Misgendering happens, just calm down


Natalie Larimer, Online Sub-Editor

For some reason, the past few days I have been mistaken for a guy multiple times. This happens a lot, I get it, I have short hair and that automatically means I am a man obviously, but I’d like to discuss how to handle situations like this, no matter what end of the conversation you’re on.

For the person being misgendered, just go along with it. If you really care that much, politely correct them and tell them it’s not a big deal. If you make a scene, it just becomes more awkward for everyone. I would rather be misgendered than stared at for being misgendered.

If you are misgendering, kindly apologize and use the correct pronouns afterwards. Don’t apologize for like 10 minutes and follow every word with, “I’m so sorry!” One quick little “Sorry!” followed by using the right pronouns is sufficient and I promise the person you’re misgendering will get over it.

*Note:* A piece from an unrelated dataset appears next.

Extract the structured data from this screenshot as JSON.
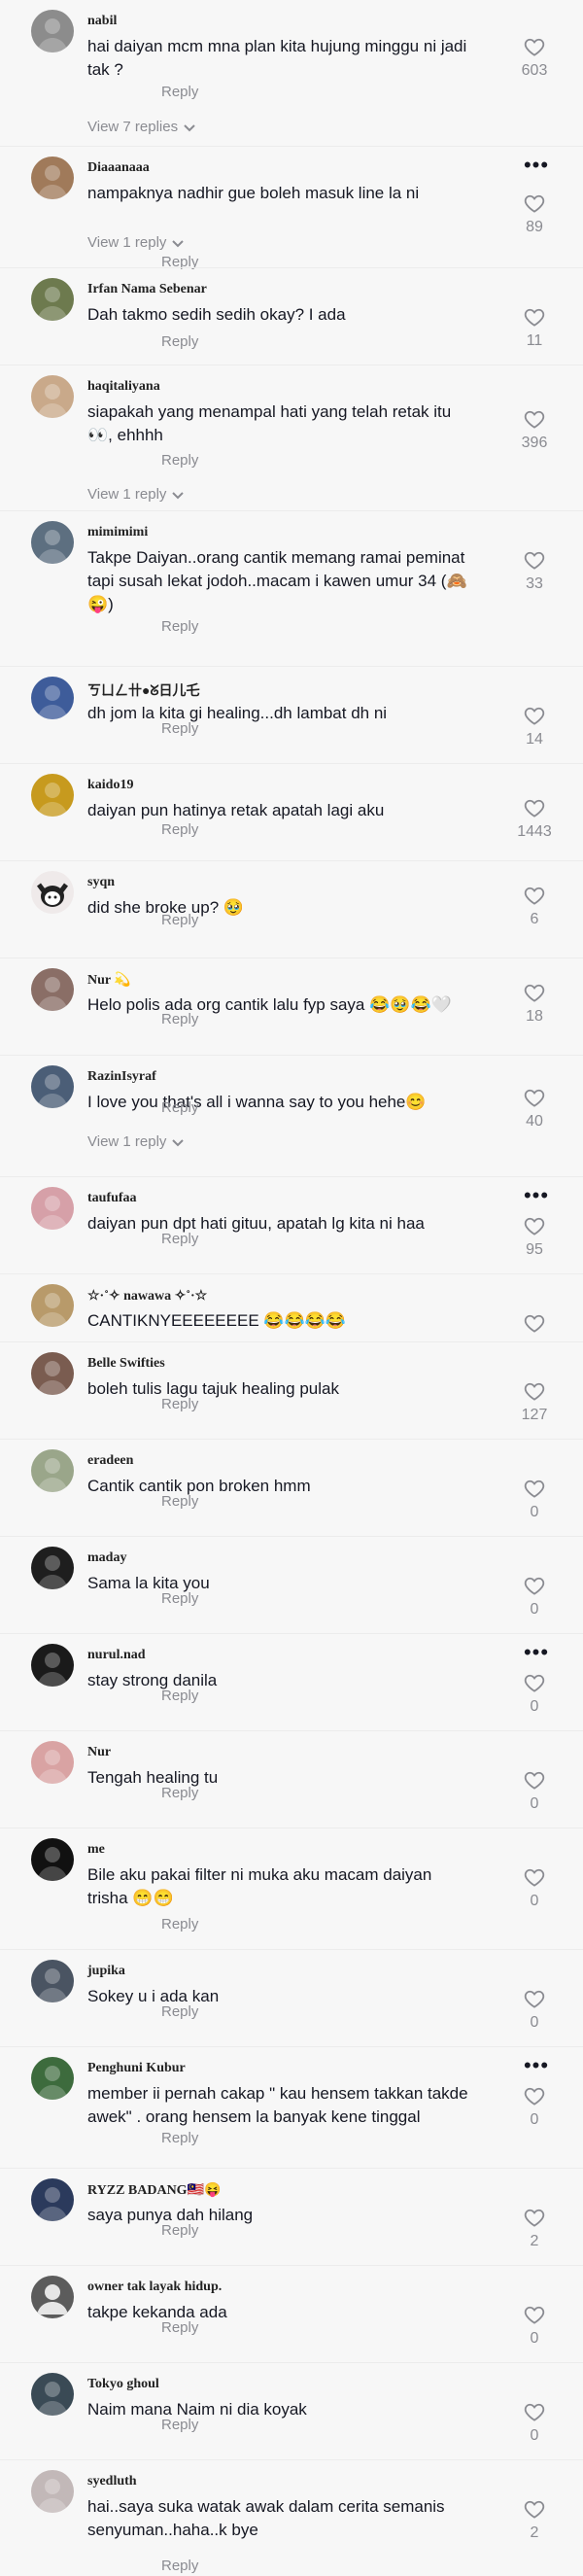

If you are a bystander, perhaps a friend of the person being misgendered, please do not mention it. If you do, be nice about it, it’s probably a touchy subject. Don’t bring it up afterwards and definitely do not tease at all about it. It’s not a big deal to be mistaken for another gender, but if your friends laugh about it, it makes it a big deal. Just let it go.

Again, it does not bother me to be misgendered. I am fully aware that my short hair and my “guy clothes” (even there is no such thing as gendered clothing, refer to previous columns, “Gendered clothing is pointless” and “Continuation of gendered rant”) make me seem more masculine. I choose to be me rather than a product of societal expectations, and I honestly do not care if you think I’m a guy.

Just in case you think this would never happen to anyone, let me give you some examples. First off, the harmless little children asking, “Are you a boy or a girl?” Just answer them and smile, they don’t know any better. Another recent one for me was the B-Bops guy calling me “sir” at the beginning of the transaction and then switching to “ma’am” by the end of it. Or the guy at the Drake campus bookstore who told me I would be “Quite the busy man!” to which my mom corrected him and he didn’t talk for the rest of the transaction. I made it clear that I don’t care and I’d rather it just be dropped but that doesn’t usually change things.

What I find interesting is that I am treated differently due to what gender someone perceives me to be. I’m more respected when they think I’m a guy. I don’t get the door held for me, but they call me “sir” and say “thank you” more. Now that’s messed up. It shouldn’t matter what gender I am to treat me like a decent person.

I know this will be hard for some of you, but I’d like you all to understand that misgendering happens and every girl with short hair will have at least one experience with it. Just be a decent human and don’t make a huge thing out of it because I promise it will only make it worse.